Texas is vulnerable to the impact of climate change on its commercial properties, an impact that also affects commercial properties worldwide. Many of the world’s leading commercial real estate owners are coming around to seeing the dangers of global warming and are responding accordingly. According to the Urban Land Institute’s Greenprint Center for Building Performance, building owners on a global level are making progress in mitigating the risks of climate change. They are reducing water usage, carbon emissions and energy consumption by significant percentages.

Since 2009, based on tracking of some 8,700 commercial properties, it is reported that water use has dropped by 12.1 percent, carbon emissions by 17.9 percent and energy consumption by 13.9 percent. Throughout the world, commercial buildings account for more than one-third of climate-changing carbon emissions. According to the Greenprint Chairman, building owners are coming to realize that there could be a progressively eroding asset value due to the impact of climate-related vulnerabilities.

Greenprint owners of commercial property are committed to a target of a 50 percent emissions reduction by 2030, a goal that has been ratified by the Paris Climate Accord. Several factors are motivating the industry to making a real effort to improve building performance.
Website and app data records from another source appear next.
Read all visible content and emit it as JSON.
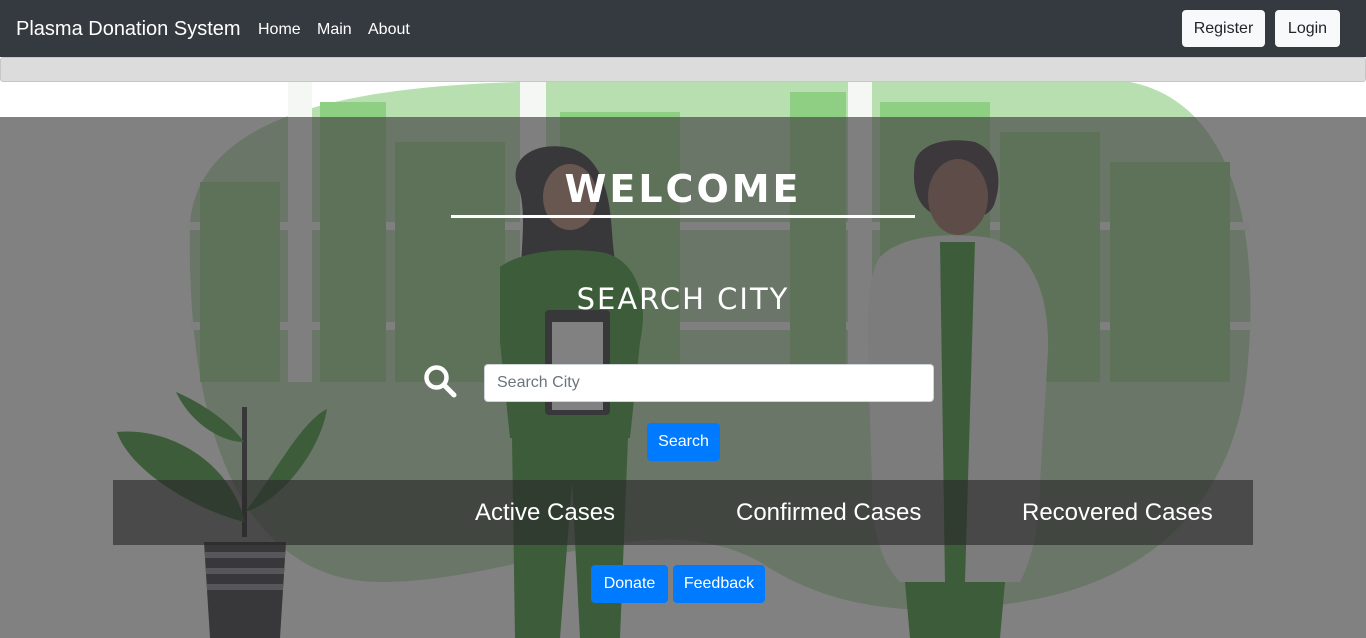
{
  "navbar": {
    "brand": "Plasma Donation System",
    "links": [
      "Home",
      "Main",
      "About"
    ],
    "register_label": "Register",
    "login_label": "Login"
  },
  "hero": {
    "welcome": "WELCOME",
    "search_title": "SEARCH CITY",
    "search": {
      "placeholder": "Search City",
      "value": "",
      "button_label": "Search"
    },
    "stats": {
      "active_label": "Active Cases",
      "confirmed_label": "Confirmed Cases",
      "recovered_label": "Recovered Cases"
    },
    "donate_label": "Donate",
    "feedback_label": "Feedback"
  },
  "icons": {
    "search": "search-icon",
    "background": "doctors-illustration"
  },
  "colors": {
    "navbar": "#343a40",
    "primary_button": "#007bff",
    "light_button": "#f8f9fa",
    "illustration_green": "#2e8b22"
  }
}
These are investor mandates, tenant demand, regulation and goal setting.

Investor mandates in Texas and elsewhere are motivating the trend to improve building performance. Another factor is tenant demand, where major tenants are seen to be embracing next-generation features as part of their leasing requirements. In addition, energy-efficient regulations for commercial buildings are taking hold globally, such as mandatory energy codes in most countries. Many large holders of commercial real estate are engaging in goal-setting by establishing portfolio-wide goals.

Source:, “Leading Commercial Real Estate Owners Exhibit Progress toward Water, Carbon Reductions,” Jennifer Hermes, Nov. 16, 2017